The strong implication of the rhetoric in the opening minutes of this “documentary” is that these issues are specific to Moscow’s glittering elite.

Such excess would never be relevant in Germany or anywhere else in the West/North, now would it? Especially not during a financial crisis.

Or would it:

  • Partyelite Berlin. Vodka only 60 € for 1 litre
  • “JPMorgan Chase, beneficiary of $25 billion in taxpayer bailout dollars, plans to spend $138 million for swank corporate jets and a new hangar”
  • AIG’s infamous payout of $165 million in bonuses in this same crisis year. (Plus public backlash)
  • Sir Fred Goodwin’s pension of £703,000-a-year. The former chief executive of the Royal Bank of Scotland’s “departure from RBS was negotiated on the weekend of October 11/12 [2008] when the bank was saved from collapse by an injection of £20bn by the taxpayer.”
  • “Bob Diamond, the hard-charging boss of Barclays’ investment banking arm […] has suffered a brutal £4m cut to his annual remuneration – leaving him last year with a meagre £17m in cash and shares.”
  • Josef Ackerman, Deutsch Bank boss, also took a massive 90% pay cut, leaving him with only 1.39 million euros ($1.89 million) earnings last year.

And at the same time:

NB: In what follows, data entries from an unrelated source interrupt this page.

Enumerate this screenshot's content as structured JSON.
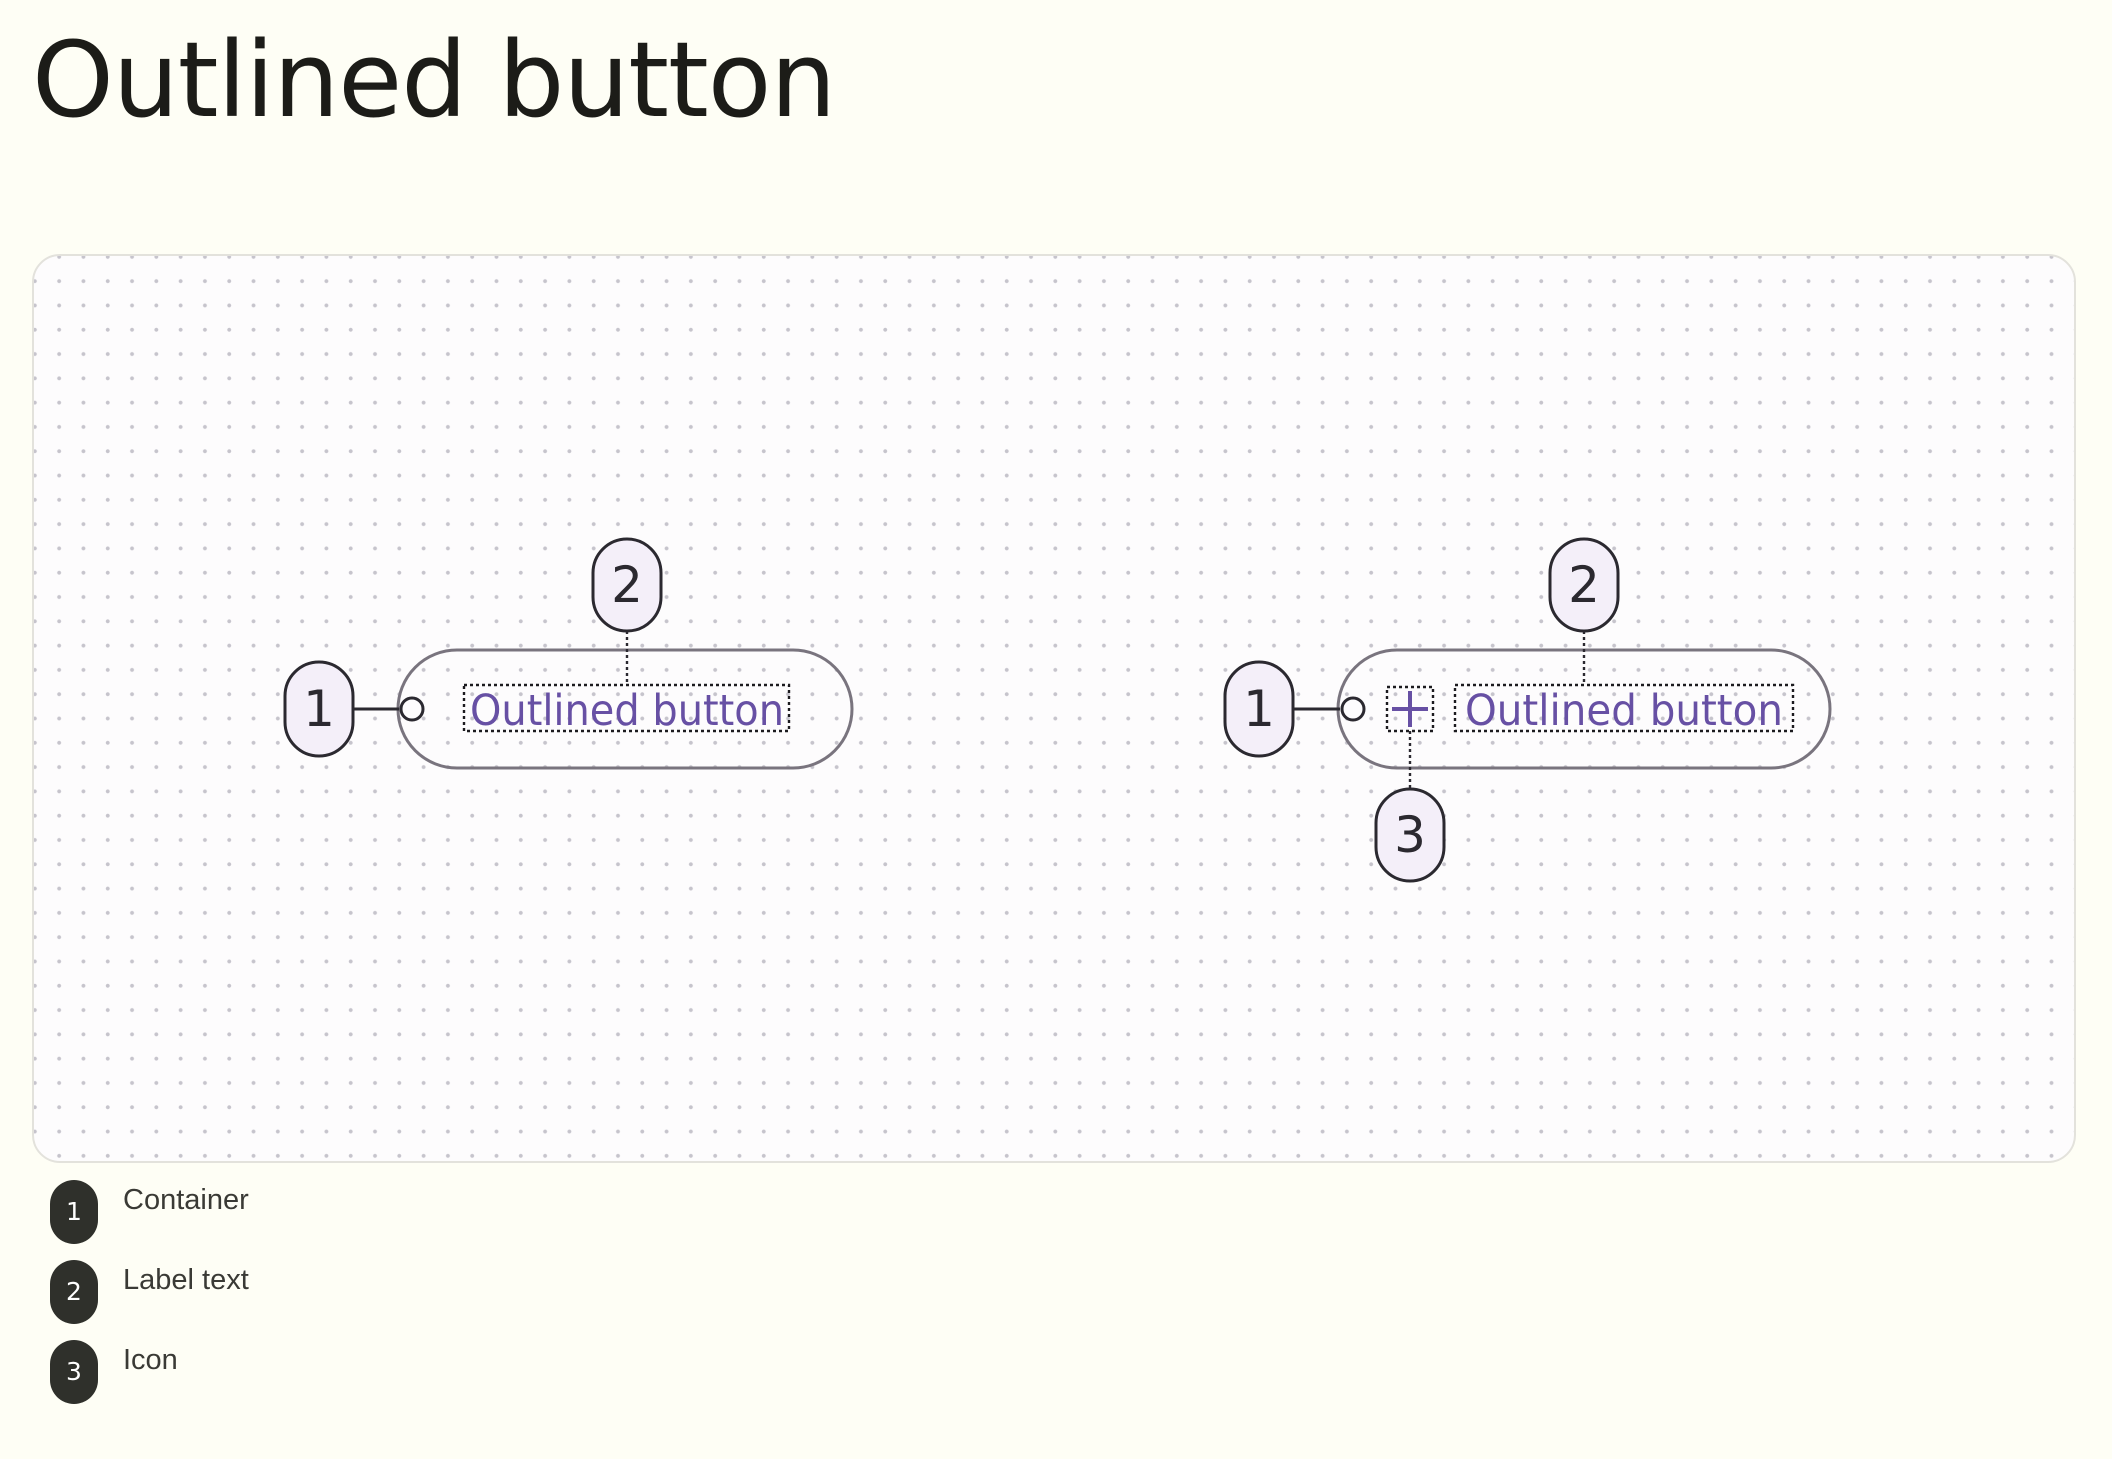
{
  "page": {
    "title": "Outlined button"
  },
  "diagram": {
    "buttons": [
      {
        "label": "Outlined button",
        "has_icon": false,
        "icon": null,
        "markers": {
          "container": "1",
          "label": "2"
        }
      },
      {
        "label": "Outlined button",
        "has_icon": true,
        "icon": "plus-icon",
        "markers": {
          "container": "1",
          "label": "2",
          "icon": "3"
        }
      }
    ]
  },
  "legend": {
    "items": [
      {
        "number": "1",
        "label": "Container"
      },
      {
        "number": "2",
        "label": "Label text"
      },
      {
        "number": "3",
        "label": "Icon"
      }
    ]
  },
  "colors": {
    "background": "#fefef5",
    "canvas": "#fdfcfd",
    "primary": "#6750a4",
    "outline": "#79747e",
    "marker_fill": "#f4eff9",
    "marker_stroke": "#2b2930",
    "legend_badge": "#2f302b"
  }
}
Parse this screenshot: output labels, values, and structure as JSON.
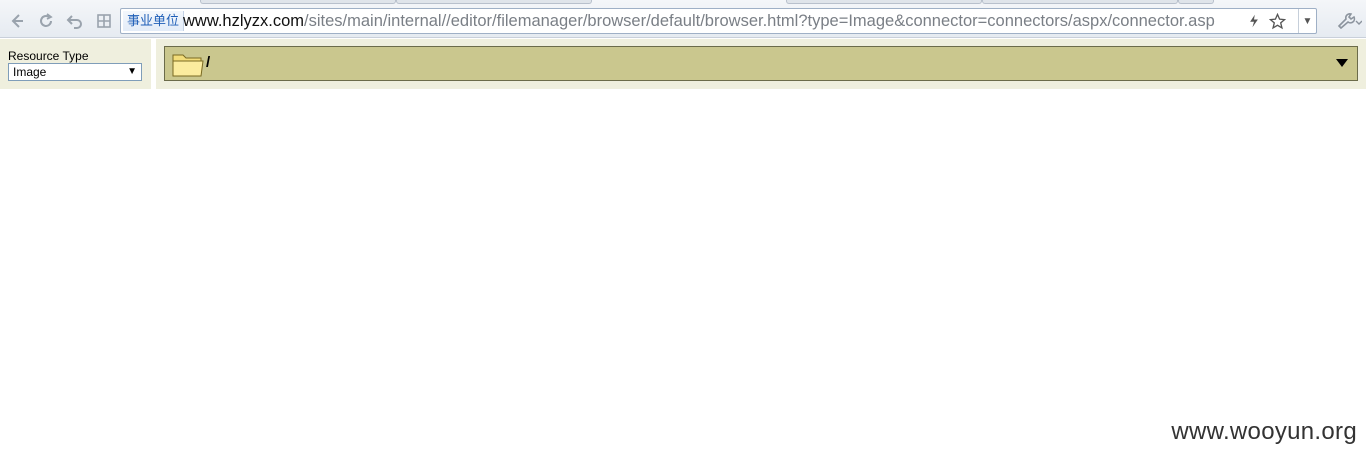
{
  "browser": {
    "site_badge": "事业单位",
    "url_host": "www.hzlyzx.com",
    "url_path": "/sites/main/internal//editor/filemanager/browser/default/browser.html?type=Image&connector=connectors/aspx/connector.asp",
    "icons": [
      "back-icon",
      "reload-icon",
      "undo-icon",
      "grid-icon",
      "bolt-icon",
      "star-icon",
      "dropdown-icon",
      "wrench-icon"
    ]
  },
  "file_manager": {
    "resource_type_label": "Resource Type",
    "resource_type_value": "Image",
    "current_folder": "/",
    "colors": {
      "panel_bg": "#efefde",
      "folder_bar_bg": "#cac78e",
      "folder_bar_border": "#6b6b4a"
    }
  },
  "watermark": "www.wooyun.org"
}
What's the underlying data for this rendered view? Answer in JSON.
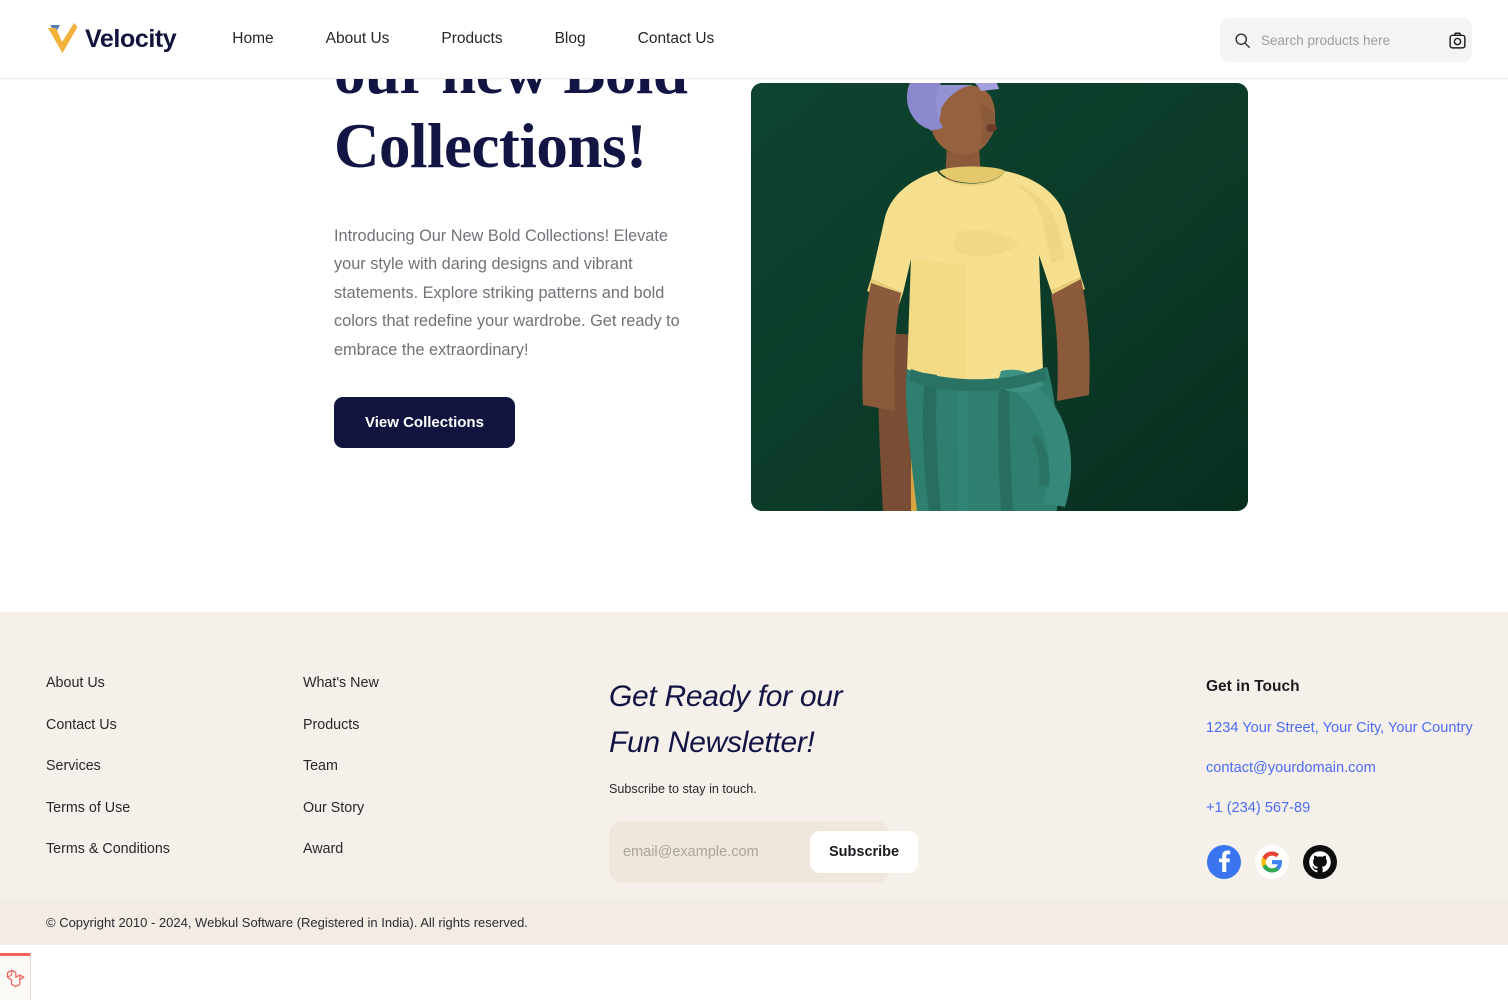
{
  "header": {
    "brand": {
      "name": "Velocity",
      "logo_icon": "velocity-v-checkmark-logo"
    },
    "nav": [
      {
        "label": "Home"
      },
      {
        "label": "About Us"
      },
      {
        "label": "Products"
      },
      {
        "label": "Blog"
      },
      {
        "label": "Contact Us"
      }
    ],
    "search": {
      "placeholder": "Search products here",
      "value": "",
      "search_icon": "search-icon",
      "camera_icon": "camera-icon"
    }
  },
  "hero": {
    "title_line1": "our new Bold",
    "title_line2": "Collections!",
    "description": "Introducing Our New Bold Collections! Elevate your style with daring designs and vibrant statements. Explore striking patterns and bold colors that redefine your wardrobe. Get ready to embrace the extraordinary!",
    "cta_label": "View Collections",
    "image_alt": "Model in yellow t-shirt with lavender hat and teal jacket tied at waist against dark green backdrop",
    "image_colors": {
      "background": "#0c3b28",
      "shirt": "#f5dd8a",
      "hat": "#8f8ed0",
      "jacket": "#2e7d6e",
      "pants": "#d8a43f",
      "skin": "#8a5a3b"
    }
  },
  "footer": {
    "link_columns": [
      {
        "links": [
          {
            "label": "About Us"
          },
          {
            "label": "Contact Us"
          },
          {
            "label": "Services"
          },
          {
            "label": "Terms of Use"
          },
          {
            "label": "Terms & Conditions"
          }
        ]
      },
      {
        "links": [
          {
            "label": "What's New"
          },
          {
            "label": "Products"
          },
          {
            "label": "Team"
          },
          {
            "label": "Our Story"
          },
          {
            "label": "Award"
          }
        ]
      }
    ],
    "newsletter": {
      "title_line1": "Get Ready for our",
      "title_line2": "Fun Newsletter!",
      "subtitle": "Subscribe to stay in touch.",
      "email_placeholder": "email@example.com",
      "email_value": "",
      "subscribe_label": "Subscribe"
    },
    "contact": {
      "title": "Get in Touch",
      "address": "1234 Your Street, Your City, Your Country",
      "email": "contact@yourdomain.com",
      "phone": "+1 (234) 567-89",
      "socials": [
        {
          "name": "facebook-icon"
        },
        {
          "name": "google-icon"
        },
        {
          "name": "github-icon"
        }
      ]
    },
    "copyright": "© Copyright 2010 - 2024, Webkul Software (Registered in India). All rights reserved.",
    "debug_badge_icon": "laravel-icon"
  },
  "colors": {
    "brand_navy": "#10143c",
    "accent_yellow": "#f2b13b",
    "accent_blue_mark": "#4f7fb5",
    "footer_bg": "#f5f0ea",
    "link_blue": "#4b6cf5",
    "hero_green": "#0c3b28"
  }
}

  • “Numbers of Homeless Increase as Nation’s Financial Crisis Continues” (USA)
  • “From June 2007 through May [2008], PADS [Lake County’s homeless shelter] saw a 17 percent increase from the previous year in new clients and a 48 percent increase in children.” (USA)
  • Estimates place Germany’s number of homeless people between 300,000 and 860,000. (More on Günter Wallraff‘s experiences)